▶ Problem requirements: The full set of records must be set down verbatim.

******************************

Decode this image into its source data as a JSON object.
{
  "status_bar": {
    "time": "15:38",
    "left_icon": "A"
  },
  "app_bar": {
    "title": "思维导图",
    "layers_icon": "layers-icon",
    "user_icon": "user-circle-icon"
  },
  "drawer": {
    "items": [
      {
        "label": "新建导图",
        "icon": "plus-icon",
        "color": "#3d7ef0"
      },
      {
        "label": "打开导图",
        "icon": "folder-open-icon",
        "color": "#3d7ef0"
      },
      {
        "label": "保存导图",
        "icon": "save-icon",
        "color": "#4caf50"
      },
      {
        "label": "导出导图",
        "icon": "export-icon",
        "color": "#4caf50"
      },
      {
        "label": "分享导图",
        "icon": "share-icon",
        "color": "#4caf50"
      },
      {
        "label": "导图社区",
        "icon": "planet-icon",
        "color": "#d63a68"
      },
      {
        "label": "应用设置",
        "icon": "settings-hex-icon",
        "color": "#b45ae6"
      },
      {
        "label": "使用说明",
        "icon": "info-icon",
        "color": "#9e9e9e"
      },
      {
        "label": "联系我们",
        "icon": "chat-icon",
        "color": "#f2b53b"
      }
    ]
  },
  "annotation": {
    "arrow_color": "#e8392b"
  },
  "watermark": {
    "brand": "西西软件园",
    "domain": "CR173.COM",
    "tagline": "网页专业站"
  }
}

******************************

▶ Exercise response:
Decode this image into its source data as a JSON object.
{
  "status_bar": {
    "time": "15:38",
    "left_icon": "A"
  },
  "app_bar": {
    "title": "思维导图",
    "layers_icon": "layers-icon",
    "user_icon": "user-circle-icon"
  },
  "drawer": {
    "items": [
      {
        "label": "新建导图",
        "icon": "plus-icon",
        "color": "#3d7ef0"
      },
      {
        "label": "打开导图",
        "icon": "folder-open-icon",
        "color": "#3d7ef0"
      },
      {
        "label": "保存导图",
        "icon": "save-icon",
        "color": "#4caf50"
      },
      {
        "label": "导出导图",
        "icon": "export-icon",
        "color": "#4caf50"
      },
      {
        "label": "分享导图",
        "icon": "share-icon",
        "color": "#4caf50"
      },
      {
        "label": "导图社区",
        "icon": "planet-icon",
        "color": "#d63a68"
      },
      {
        "label": "应用设置",
        "icon": "settings-hex-icon",
        "color": "#b45ae6"
      },
      {
        "label": "使用说明",
        "icon": "info-icon",
        "color": "#9e9e9e"
      },
      {
        "label": "联系我们",
        "icon": "chat-icon",
        "color": "#f2b53b"
      }
    ]
  },
  "annotation": {
    "arrow_color": "#e8392b"
  },
  "watermark": {
    "brand": "西西软件园",
    "domain": "CR173.COM",
    "tagline": "网页专业站"
  }
}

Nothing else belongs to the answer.